(TASK DESCRIPTION)
Copy the listing exactly; drop the pictures.

(DATASET RECORDS)
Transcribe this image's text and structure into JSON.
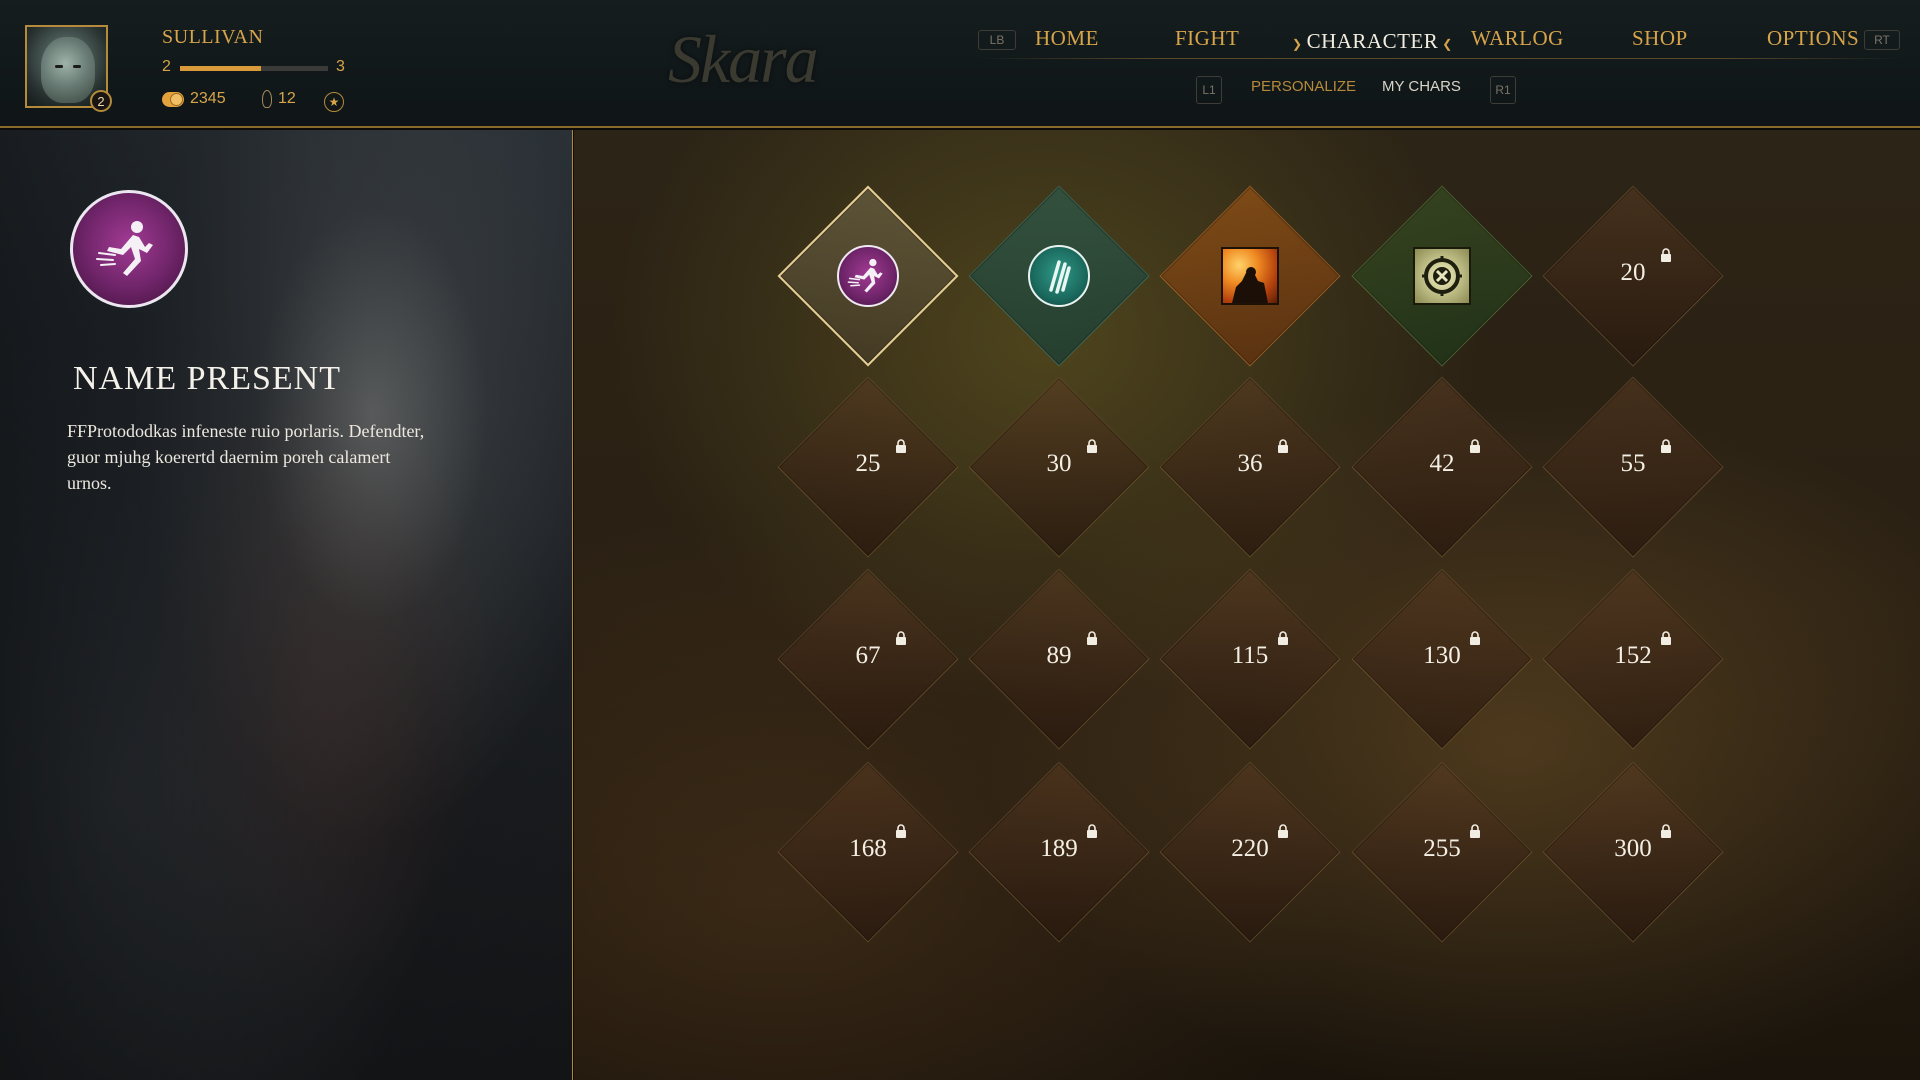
{
  "player": {
    "name": "SULLIVAN",
    "avatar_level": "2",
    "level_current": "2",
    "level_next": "3",
    "xp_progress": 0.55,
    "coins": "2345",
    "gems": "12"
  },
  "logo": "Skara",
  "nav": {
    "home": "HOME",
    "fight": "FIGHT",
    "character": "CHARACTER",
    "warlog": "WARLOG",
    "shop": "SHOP",
    "options": "OPTIONS"
  },
  "controller_hints": {
    "lb": "LB",
    "rt": "RT",
    "l1": "L1",
    "r1": "R1"
  },
  "subnav": {
    "personalize": "PERSONALIZE",
    "my_chars": "MY CHARS"
  },
  "selected_ability": {
    "icon": "dash-runner-icon",
    "title": "NAME PRESENT",
    "description": "FFProtododkas infeneste ruio porlaris. Defendter, guor mjuhg koerertd daernim poreh calamert urnos."
  },
  "colors": {
    "accent_gold": "#d7a44a",
    "purple": "#8a2f80",
    "teal": "#1f7a6c"
  },
  "unlock_grid": {
    "unlocked": [
      {
        "icon": "dash-runner-icon",
        "style": "purple-circle"
      },
      {
        "icon": "claw-slash-icon",
        "style": "teal-circle"
      },
      {
        "icon": "fire-warrior-icon",
        "style": "orange-square"
      },
      {
        "icon": "target-cross-icon",
        "style": "green-square"
      }
    ],
    "locked_levels": [
      "20",
      "25",
      "30",
      "36",
      "42",
      "55",
      "67",
      "89",
      "115",
      "130",
      "152",
      "168",
      "189",
      "220",
      "255",
      "300"
    ]
  }
}
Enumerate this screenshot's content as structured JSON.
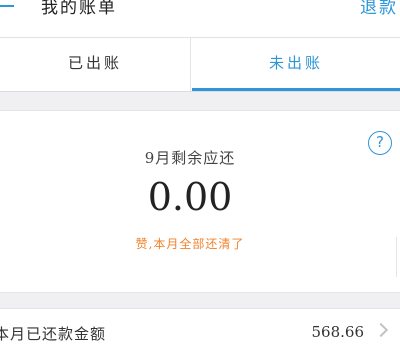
{
  "header": {
    "title": "我的账单",
    "refund_label": "退款"
  },
  "tabs": [
    {
      "label": "已出账",
      "active": false
    },
    {
      "label": "未出账",
      "active": true
    }
  ],
  "summary": {
    "period_label": "9月剩余应还",
    "amount": "0.00",
    "status_message": "赞,本月全部还清了",
    "help_icon": "?"
  },
  "repaid": {
    "label": "本月已还款金额",
    "value": "568.66"
  },
  "colors": {
    "accent": "#2d96d6",
    "status": "#f0822c",
    "background": "#f0f0f2"
  }
}
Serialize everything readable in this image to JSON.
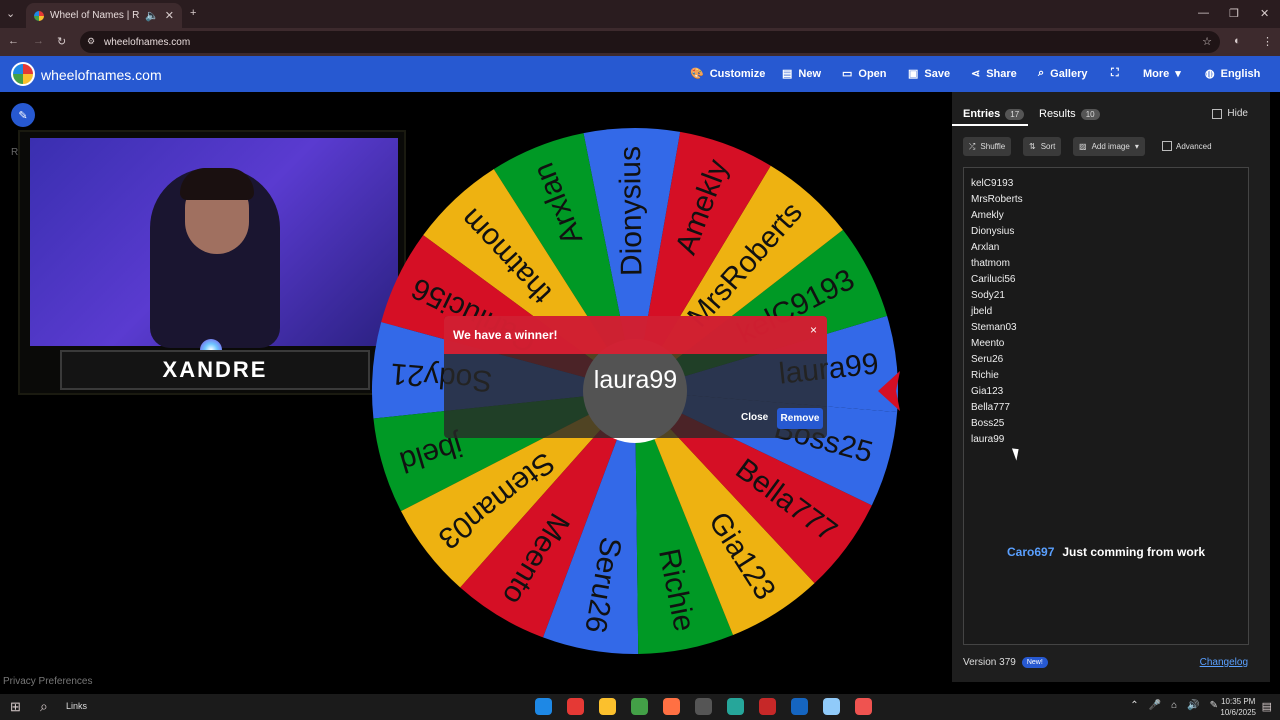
{
  "browser": {
    "tab_title": "Wheel of Names | Random",
    "url": "wheelofnames.com"
  },
  "site": {
    "name": "wheelofnames.com",
    "nav": [
      "Customize",
      "New",
      "Open",
      "Save",
      "Share",
      "Gallery",
      "More",
      "English"
    ]
  },
  "stream": {
    "streamer_name": "XANDRE",
    "cut_label": "R"
  },
  "wheel": {
    "colors": [
      "#3369e8",
      "#009925",
      "#eeb211",
      "#d50f25"
    ],
    "segments": [
      "laura99",
      "kelC9193",
      "MrsRoberts",
      "Amekly",
      "Dionysius",
      "Arxlan",
      "thatmom",
      "Cariluci56",
      "Sody21",
      "jbeld",
      "Steman03",
      "Meento",
      "Seru26",
      "Richie",
      "Gia123",
      "Bella777",
      "Boss25"
    ]
  },
  "modal": {
    "title": "We have a winner!",
    "winner": "laura99",
    "close_label": "Close",
    "remove_label": "Remove",
    "x_label": "×"
  },
  "panel": {
    "entries_label": "Entries",
    "entries_count": "17",
    "results_label": "Results",
    "results_count": "10",
    "hide_label": "Hide",
    "shuffle_label": "Shuffle",
    "sort_label": "Sort",
    "add_image_label": "Add image",
    "advanced_label": "Advanced",
    "entries": [
      "kelC9193",
      "MrsRoberts",
      "Amekly",
      "Dionysius",
      "Arxlan",
      "thatmom",
      "Cariluci56",
      "Sody21",
      "jbeld",
      "Steman03",
      "Meento",
      "Seru26",
      "Richie",
      "Gia123",
      "Bella777",
      "Boss25",
      "laura99"
    ],
    "chat_user": "Caro697",
    "chat_message": "Just comming from work",
    "version": "Version 379",
    "new_badge": "New!",
    "changelog": "Changelog"
  },
  "footer": {
    "privacy": "Privacy Preferences"
  },
  "taskbar": {
    "search_label": "Links",
    "time": "10:35 PM",
    "date": "10/6/2025",
    "apps": [
      "#1e88e5",
      "#e53935",
      "#fbc02d",
      "#43a047",
      "#ff7043",
      "#555555",
      "#26a69a",
      "#c62828",
      "#1565c0",
      "#90caf9",
      "#ef5350"
    ]
  }
}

(ANSWER SPACE)
Transcribe this image's text and structure into JSON.
{
  "player": {
    "name": "SULLIVAN",
    "avatar_level": "2",
    "level_current": "2",
    "level_next": "3",
    "xp_progress": 0.55,
    "coins": "2345",
    "gems": "12"
  },
  "logo": "Skara",
  "nav": {
    "home": "HOME",
    "fight": "FIGHT",
    "character": "CHARACTER",
    "warlog": "WARLOG",
    "shop": "SHOP",
    "options": "OPTIONS"
  },
  "controller_hints": {
    "lb": "LB",
    "rt": "RT",
    "l1": "L1",
    "r1": "R1"
  },
  "subnav": {
    "personalize": "PERSONALIZE",
    "my_chars": "MY CHARS"
  },
  "selected_ability": {
    "icon": "dash-runner-icon",
    "title": "NAME PRESENT",
    "description": "FFProtododkas infeneste ruio porlaris. Defendter, guor mjuhg koerertd daernim poreh calamert urnos."
  },
  "colors": {
    "accent_gold": "#d7a44a",
    "purple": "#8a2f80",
    "teal": "#1f7a6c"
  },
  "unlock_grid": {
    "unlocked": [
      {
        "icon": "dash-runner-icon",
        "style": "purple-circle"
      },
      {
        "icon": "claw-slash-icon",
        "style": "teal-circle"
      },
      {
        "icon": "fire-warrior-icon",
        "style": "orange-square"
      },
      {
        "icon": "target-cross-icon",
        "style": "green-square"
      }
    ],
    "locked_levels": [
      "20",
      "25",
      "30",
      "36",
      "42",
      "55",
      "67",
      "89",
      "115",
      "130",
      "152",
      "168",
      "189",
      "220",
      "255",
      "300"
    ]
  }
}
Enumerate this screenshot's content as structured JSON.
{
  "header": {
    "title": "我的账单",
    "refund_label": "退款"
  },
  "tabs": [
    {
      "label": "已出账",
      "active": false
    },
    {
      "label": "未出账",
      "active": true
    }
  ],
  "summary": {
    "period_label": "9月剩余应还",
    "amount": "0.00",
    "status_message": "赞,本月全部还清了",
    "help_icon": "?"
  },
  "repaid": {
    "label": "本月已还款金额",
    "value": "568.66"
  },
  "colors": {
    "accent": "#2d96d6",
    "status": "#f0822c",
    "background": "#f0f0f2"
  }
}
Serialize everything readable in this image to JSON.
{
  "browser": {
    "tab_title": "Wheel of Names | Random",
    "url": "wheelofnames.com"
  },
  "site": {
    "name": "wheelofnames.com",
    "nav": [
      "Customize",
      "New",
      "Open",
      "Save",
      "Share",
      "Gallery",
      "More",
      "English"
    ]
  },
  "stream": {
    "streamer_name": "XANDRE",
    "cut_label": "R"
  },
  "wheel": {
    "colors": [
      "#3369e8",
      "#009925",
      "#eeb211",
      "#d50f25"
    ],
    "segments": [
      "laura99",
      "kelC9193",
      "MrsRoberts",
      "Amekly",
      "Dionysius",
      "Arxlan",
      "thatmom",
      "Cariluci56",
      "Sody21",
      "jbeld",
      "Steman03",
      "Meento",
      "Seru26",
      "Richie",
      "Gia123",
      "Bella777",
      "Boss25"
    ]
  },
  "modal": {
    "title": "We have a winner!",
    "winner": "laura99",
    "close_label": "Close",
    "remove_label": "Remove",
    "x_label": "×"
  },
  "panel": {
    "entries_label": "Entries",
    "entries_count": "17",
    "results_label": "Results",
    "results_count": "10",
    "hide_label": "Hide",
    "shuffle_label": "Shuffle",
    "sort_label": "Sort",
    "add_image_label": "Add image",
    "advanced_label": "Advanced",
    "entries": [
      "kelC9193",
      "MrsRoberts",
      "Amekly",
      "Dionysius",
      "Arxlan",
      "thatmom",
      "Cariluci56",
      "Sody21",
      "jbeld",
      "Steman03",
      "Meento",
      "Seru26",
      "Richie",
      "Gia123",
      "Bella777",
      "Boss25",
      "laura99"
    ],
    "chat_user": "Caro697",
    "chat_message": "Just comming from work",
    "version": "Version 379",
    "new_badge": "New!",
    "changelog": "Changelog"
  },
  "footer": {
    "privacy": "Privacy Preferences"
  },
  "taskbar": {
    "search_label": "Links",
    "time": "10:35 PM",
    "date": "10/6/2025",
    "apps": [
      "#1e88e5",
      "#e53935",
      "#fbc02d",
      "#43a047",
      "#ff7043",
      "#555555",
      "#26a69a",
      "#c62828",
      "#1565c0",
      "#90caf9",
      "#ef5350"
    ]
  }
}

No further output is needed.